Now we come to the second and first choices. Schéhérazade is not my favorite piece of music. Perhaps it is because I have heard it so often. There are several good recordings around, but every time I hear Stokowski play it, it is as if I am hearing the music for the first time. In 1997 the Stokowski Society issued CALA 521. It is a marvelous program, beginning with the 1934 Nutcracker (a piece of music that I can stomach only in Stokowski's recordings… everyone else treats it like some saccharine pastry that gags me). At the end of the disc is the 1934 Scher. You don't hear playing like this anymore. The portamento swells are magical. Alexander Hilsberg plays a sensuous Schereherazade and CALA has provided excellent sound. Then we come to perhaps Stokowski's greatest recording. In 1964 Decca, using their Phase 4 techniques for recording, produced what was the best sounding Scher of all time. The London Symphony plays as if inspired or transfixed by some magical force to play as never before or since. This was released on a Decca Ovation CD some years ago, but CALA has produced a sound so much better than that it boogers the imagination. This is a must have disc for everyone and not just Stokowski fans.

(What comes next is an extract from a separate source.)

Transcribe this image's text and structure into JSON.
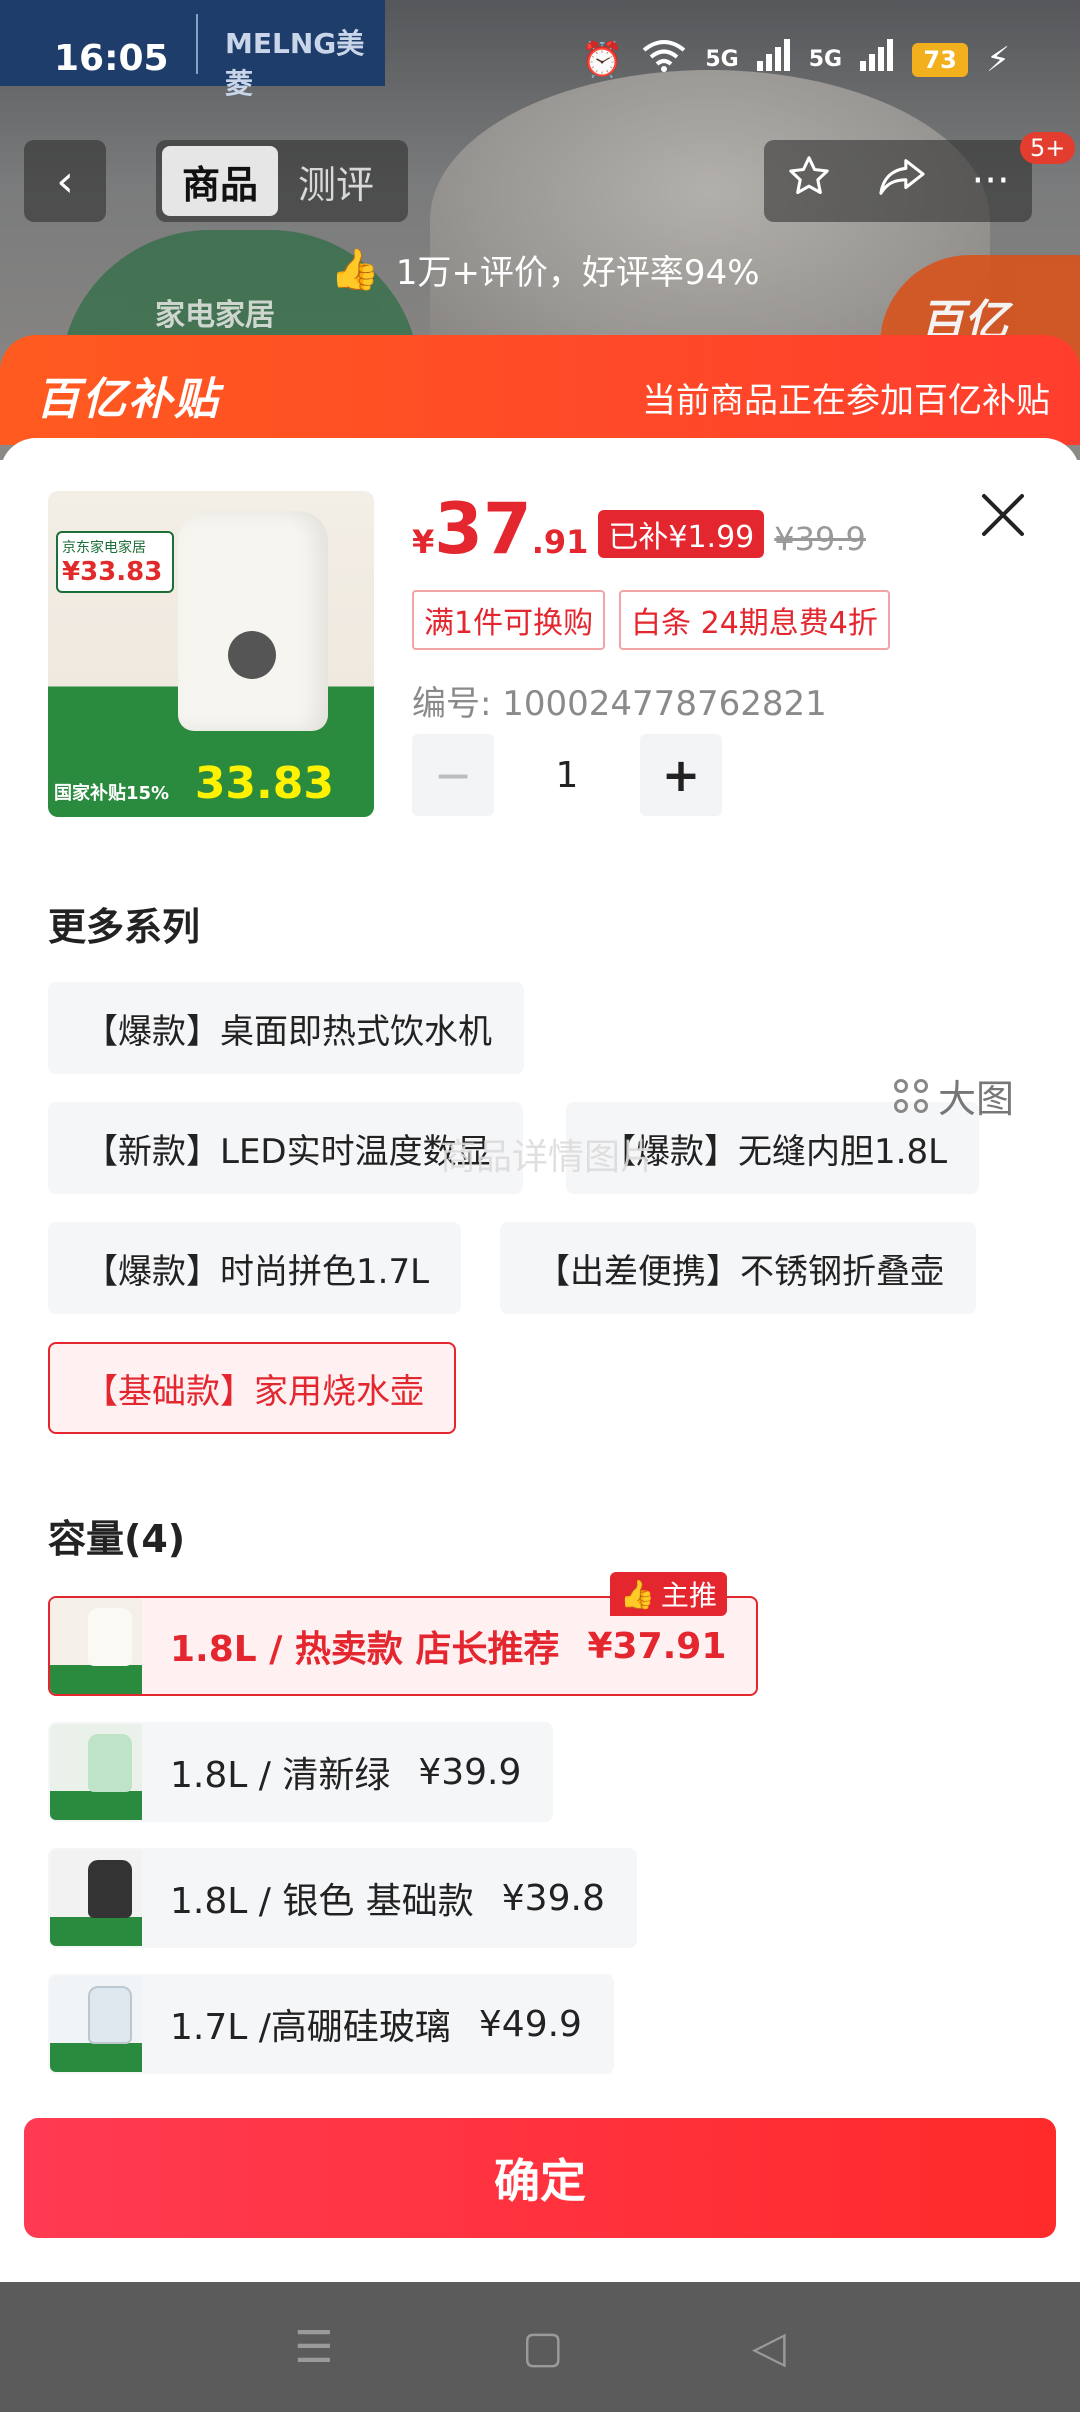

Of all of the discs the society has released there are some I recommend more than others. Everyone should have the two New York Philharmonic discs. The sound is fantastic, selections rare and performances among the best the Mysterioso ever committed to disc. The Tchaikovsky/Encores disc is simply a beauty. The San Francisco Boris leaves me speechless. Of course I recommend the two Schers.
Copyright © 2004, Robert Stumpf II